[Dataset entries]
┏━━

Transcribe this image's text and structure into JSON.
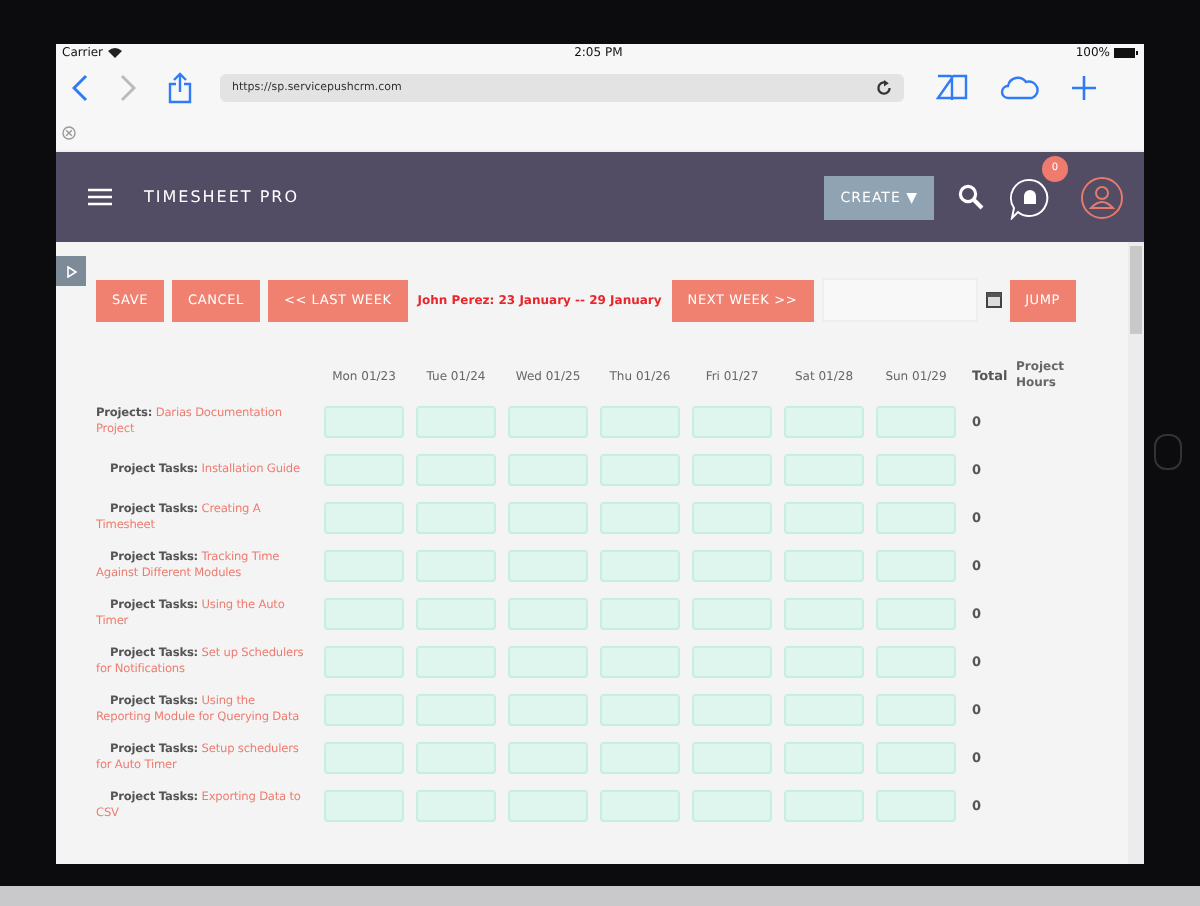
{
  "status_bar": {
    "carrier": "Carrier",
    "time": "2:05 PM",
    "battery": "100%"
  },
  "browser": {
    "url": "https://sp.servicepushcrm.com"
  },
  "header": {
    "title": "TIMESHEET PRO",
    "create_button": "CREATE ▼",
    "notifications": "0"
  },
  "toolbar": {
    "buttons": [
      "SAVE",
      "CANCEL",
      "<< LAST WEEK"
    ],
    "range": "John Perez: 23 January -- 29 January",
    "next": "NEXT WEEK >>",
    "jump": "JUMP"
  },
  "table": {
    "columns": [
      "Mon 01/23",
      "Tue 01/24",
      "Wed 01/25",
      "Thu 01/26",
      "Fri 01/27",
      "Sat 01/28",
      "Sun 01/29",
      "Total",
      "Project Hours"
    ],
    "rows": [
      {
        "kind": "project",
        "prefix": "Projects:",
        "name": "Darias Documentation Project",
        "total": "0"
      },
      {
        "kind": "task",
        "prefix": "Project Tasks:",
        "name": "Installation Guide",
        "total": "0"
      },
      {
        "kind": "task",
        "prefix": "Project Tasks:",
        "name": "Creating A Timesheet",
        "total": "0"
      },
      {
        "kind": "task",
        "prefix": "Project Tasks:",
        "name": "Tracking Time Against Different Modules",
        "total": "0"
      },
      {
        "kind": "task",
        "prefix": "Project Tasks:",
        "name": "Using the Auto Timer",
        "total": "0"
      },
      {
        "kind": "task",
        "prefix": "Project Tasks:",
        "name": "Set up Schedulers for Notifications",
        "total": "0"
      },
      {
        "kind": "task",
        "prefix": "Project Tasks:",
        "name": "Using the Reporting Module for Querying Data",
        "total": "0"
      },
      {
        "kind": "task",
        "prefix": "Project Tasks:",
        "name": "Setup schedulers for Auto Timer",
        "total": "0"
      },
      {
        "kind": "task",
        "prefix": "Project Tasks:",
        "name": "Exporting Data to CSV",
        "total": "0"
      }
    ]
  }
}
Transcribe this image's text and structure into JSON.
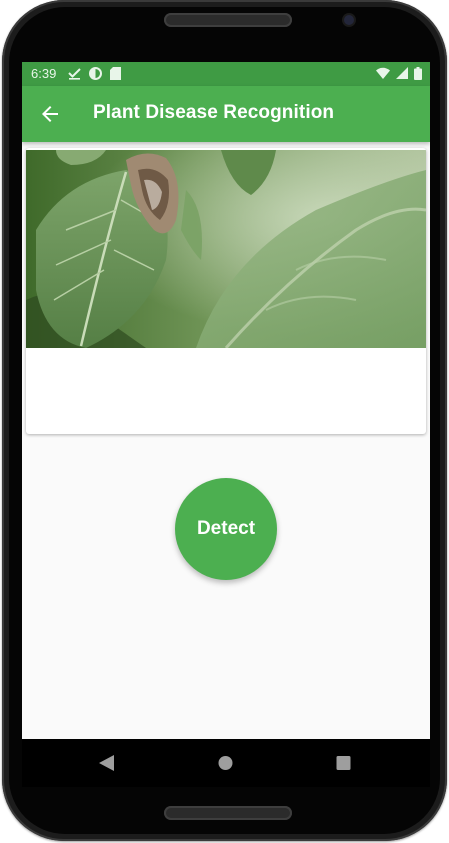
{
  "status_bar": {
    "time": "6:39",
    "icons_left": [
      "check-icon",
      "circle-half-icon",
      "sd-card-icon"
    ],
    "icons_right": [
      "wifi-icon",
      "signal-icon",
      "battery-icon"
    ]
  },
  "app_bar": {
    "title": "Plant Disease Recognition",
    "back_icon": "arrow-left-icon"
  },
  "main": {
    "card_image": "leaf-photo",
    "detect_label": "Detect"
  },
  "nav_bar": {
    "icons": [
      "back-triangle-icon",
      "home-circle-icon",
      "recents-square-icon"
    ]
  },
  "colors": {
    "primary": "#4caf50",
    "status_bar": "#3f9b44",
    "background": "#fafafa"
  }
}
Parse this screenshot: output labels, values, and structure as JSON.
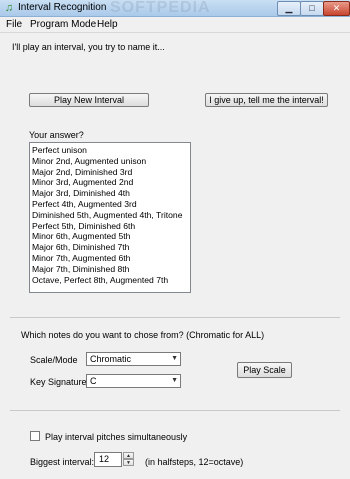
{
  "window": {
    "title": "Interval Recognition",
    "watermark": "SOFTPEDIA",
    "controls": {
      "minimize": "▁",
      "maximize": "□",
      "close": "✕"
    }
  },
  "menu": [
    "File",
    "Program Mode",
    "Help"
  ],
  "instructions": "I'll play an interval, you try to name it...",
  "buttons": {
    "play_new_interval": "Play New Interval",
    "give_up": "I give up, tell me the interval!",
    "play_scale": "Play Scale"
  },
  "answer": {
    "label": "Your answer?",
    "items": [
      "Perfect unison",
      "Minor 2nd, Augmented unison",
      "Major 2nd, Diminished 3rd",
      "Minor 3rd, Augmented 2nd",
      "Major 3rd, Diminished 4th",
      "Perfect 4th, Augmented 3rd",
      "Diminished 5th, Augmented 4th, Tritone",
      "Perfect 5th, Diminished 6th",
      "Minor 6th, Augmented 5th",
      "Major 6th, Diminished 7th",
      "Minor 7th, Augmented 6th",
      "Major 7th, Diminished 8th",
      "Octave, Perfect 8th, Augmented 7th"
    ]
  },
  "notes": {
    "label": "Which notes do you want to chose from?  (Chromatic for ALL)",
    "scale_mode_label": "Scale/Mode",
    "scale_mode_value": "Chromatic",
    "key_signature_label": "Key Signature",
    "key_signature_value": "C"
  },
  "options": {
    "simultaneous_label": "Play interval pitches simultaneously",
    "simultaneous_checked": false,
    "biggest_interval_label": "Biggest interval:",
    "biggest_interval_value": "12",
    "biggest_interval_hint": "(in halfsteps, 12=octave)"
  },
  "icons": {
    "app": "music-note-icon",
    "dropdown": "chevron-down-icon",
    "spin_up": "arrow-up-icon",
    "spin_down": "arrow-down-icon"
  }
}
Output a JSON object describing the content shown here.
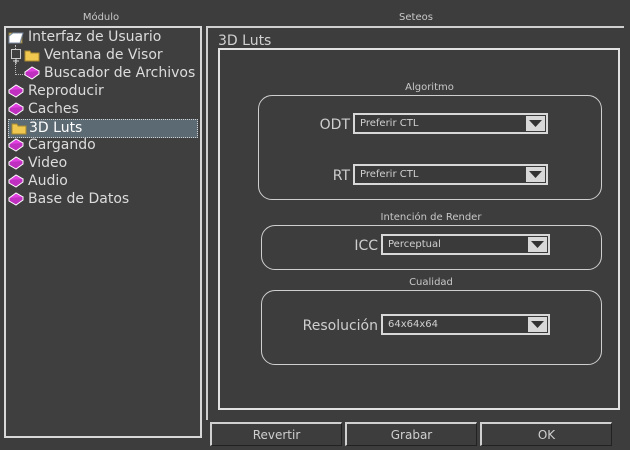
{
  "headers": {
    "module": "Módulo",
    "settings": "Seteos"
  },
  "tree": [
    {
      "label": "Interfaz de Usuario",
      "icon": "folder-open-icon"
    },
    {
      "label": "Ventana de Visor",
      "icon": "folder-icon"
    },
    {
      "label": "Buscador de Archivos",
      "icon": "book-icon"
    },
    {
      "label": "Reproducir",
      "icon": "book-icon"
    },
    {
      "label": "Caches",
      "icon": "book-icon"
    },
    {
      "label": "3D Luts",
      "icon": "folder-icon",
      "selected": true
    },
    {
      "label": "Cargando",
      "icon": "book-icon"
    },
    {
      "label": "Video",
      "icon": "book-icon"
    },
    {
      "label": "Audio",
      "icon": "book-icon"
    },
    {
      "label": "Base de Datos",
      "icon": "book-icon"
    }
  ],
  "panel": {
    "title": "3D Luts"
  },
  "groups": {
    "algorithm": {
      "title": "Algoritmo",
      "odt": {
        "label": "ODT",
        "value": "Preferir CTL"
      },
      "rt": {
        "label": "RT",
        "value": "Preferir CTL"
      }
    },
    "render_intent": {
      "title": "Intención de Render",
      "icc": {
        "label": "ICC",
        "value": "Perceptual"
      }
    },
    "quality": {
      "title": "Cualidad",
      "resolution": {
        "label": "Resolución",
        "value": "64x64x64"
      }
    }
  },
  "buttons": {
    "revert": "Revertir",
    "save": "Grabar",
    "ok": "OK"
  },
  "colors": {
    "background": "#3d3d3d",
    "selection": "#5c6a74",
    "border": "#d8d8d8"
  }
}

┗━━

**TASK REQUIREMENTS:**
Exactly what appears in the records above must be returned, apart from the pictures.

**RESPONSE TO THIS EXERCISE:**
Transcribe this image's text and structure into JSON.
{
  "status_bar": {
    "carrier": "Carrier",
    "time": "2:05 PM",
    "battery": "100%"
  },
  "browser": {
    "url": "https://sp.servicepushcrm.com"
  },
  "header": {
    "title": "TIMESHEET PRO",
    "create_button": "CREATE ▼",
    "notifications": "0"
  },
  "toolbar": {
    "buttons": [
      "SAVE",
      "CANCEL",
      "<< LAST WEEK"
    ],
    "range": "John Perez: 23 January -- 29 January",
    "next": "NEXT WEEK >>",
    "jump": "JUMP"
  },
  "table": {
    "columns": [
      "Mon 01/23",
      "Tue 01/24",
      "Wed 01/25",
      "Thu 01/26",
      "Fri 01/27",
      "Sat 01/28",
      "Sun 01/29",
      "Total",
      "Project Hours"
    ],
    "rows": [
      {
        "kind": "project",
        "prefix": "Projects:",
        "name": "Darias Documentation Project",
        "total": "0"
      },
      {
        "kind": "task",
        "prefix": "Project Tasks:",
        "name": "Installation Guide",
        "total": "0"
      },
      {
        "kind": "task",
        "prefix": "Project Tasks:",
        "name": "Creating A Timesheet",
        "total": "0"
      },
      {
        "kind": "task",
        "prefix": "Project Tasks:",
        "name": "Tracking Time Against Different Modules",
        "total": "0"
      },
      {
        "kind": "task",
        "prefix": "Project Tasks:",
        "name": "Using the Auto Timer",
        "total": "0"
      },
      {
        "kind": "task",
        "prefix": "Project Tasks:",
        "name": "Set up Schedulers for Notifications",
        "total": "0"
      },
      {
        "kind": "task",
        "prefix": "Project Tasks:",
        "name": "Using the Reporting Module for Querying Data",
        "total": "0"
      },
      {
        "kind": "task",
        "prefix": "Project Tasks:",
        "name": "Setup schedulers for Auto Timer",
        "total": "0"
      },
      {
        "kind": "task",
        "prefix": "Project Tasks:",
        "name": "Exporting Data to CSV",
        "total": "0"
      }
    ]
  }
}
Transcribe this image's text and structure into JSON.
{
  "status_bar": {
    "time": "6:39",
    "icons_left": [
      "check-icon",
      "circle-half-icon",
      "sd-card-icon"
    ],
    "icons_right": [
      "wifi-icon",
      "signal-icon",
      "battery-icon"
    ]
  },
  "app_bar": {
    "title": "Plant Disease Recognition",
    "back_icon": "arrow-left-icon"
  },
  "main": {
    "card_image": "leaf-photo",
    "detect_label": "Detect"
  },
  "nav_bar": {
    "icons": [
      "back-triangle-icon",
      "home-circle-icon",
      "recents-square-icon"
    ]
  },
  "colors": {
    "primary": "#4caf50",
    "status_bar": "#3f9b44",
    "background": "#fafafa"
  }
}
Parse this screenshot: output labels, values, and structure as JSON.
{
  "window": {
    "title": "Interval Recognition",
    "watermark": "SOFTPEDIA",
    "controls": {
      "minimize": "▁",
      "maximize": "□",
      "close": "✕"
    }
  },
  "menu": [
    "File",
    "Program Mode",
    "Help"
  ],
  "instructions": "I'll play an interval, you try to name it...",
  "buttons": {
    "play_new_interval": "Play New Interval",
    "give_up": "I give up, tell me the interval!",
    "play_scale": "Play Scale"
  },
  "answer": {
    "label": "Your answer?",
    "items": [
      "Perfect unison",
      "Minor 2nd, Augmented unison",
      "Major 2nd, Diminished 3rd",
      "Minor 3rd, Augmented 2nd",
      "Major 3rd, Diminished 4th",
      "Perfect 4th, Augmented 3rd",
      "Diminished 5th, Augmented 4th, Tritone",
      "Perfect 5th, Diminished 6th",
      "Minor 6th, Augmented 5th",
      "Major 6th, Diminished 7th",
      "Minor 7th, Augmented 6th",
      "Major 7th, Diminished 8th",
      "Octave, Perfect 8th, Augmented 7th"
    ]
  },
  "notes": {
    "label": "Which notes do you want to chose from?  (Chromatic for ALL)",
    "scale_mode_label": "Scale/Mode",
    "scale_mode_value": "Chromatic",
    "key_signature_label": "Key Signature",
    "key_signature_value": "C"
  },
  "options": {
    "simultaneous_label": "Play interval pitches simultaneously",
    "simultaneous_checked": false,
    "biggest_interval_label": "Biggest interval:",
    "biggest_interval_value": "12",
    "biggest_interval_hint": "(in halfsteps, 12=octave)"
  },
  "icons": {
    "app": "music-note-icon",
    "dropdown": "chevron-down-icon",
    "spin_up": "arrow-up-icon",
    "spin_down": "arrow-down-icon"
  }
}
Output a JSON object describing the content shown here.
{
  "headers": {
    "module": "Módulo",
    "settings": "Seteos"
  },
  "tree": [
    {
      "label": "Interfaz de Usuario",
      "icon": "folder-open-icon"
    },
    {
      "label": "Ventana de Visor",
      "icon": "folder-icon"
    },
    {
      "label": "Buscador de Archivos",
      "icon": "book-icon"
    },
    {
      "label": "Reproducir",
      "icon": "book-icon"
    },
    {
      "label": "Caches",
      "icon": "book-icon"
    },
    {
      "label": "3D Luts",
      "icon": "folder-icon",
      "selected": true
    },
    {
      "label": "Cargando",
      "icon": "book-icon"
    },
    {
      "label": "Video",
      "icon": "book-icon"
    },
    {
      "label": "Audio",
      "icon": "book-icon"
    },
    {
      "label": "Base de Datos",
      "icon": "book-icon"
    }
  ],
  "panel": {
    "title": "3D Luts"
  },
  "groups": {
    "algorithm": {
      "title": "Algoritmo",
      "odt": {
        "label": "ODT",
        "value": "Preferir CTL"
      },
      "rt": {
        "label": "RT",
        "value": "Preferir CTL"
      }
    },
    "render_intent": {
      "title": "Intención de Render",
      "icc": {
        "label": "ICC",
        "value": "Perceptual"
      }
    },
    "quality": {
      "title": "Cualidad",
      "resolution": {
        "label": "Resolución",
        "value": "64x64x64"
      }
    }
  },
  "buttons": {
    "revert": "Revertir",
    "save": "Grabar",
    "ok": "OK"
  },
  "colors": {
    "background": "#3d3d3d",
    "selection": "#5c6a74",
    "border": "#d8d8d8"
  }
}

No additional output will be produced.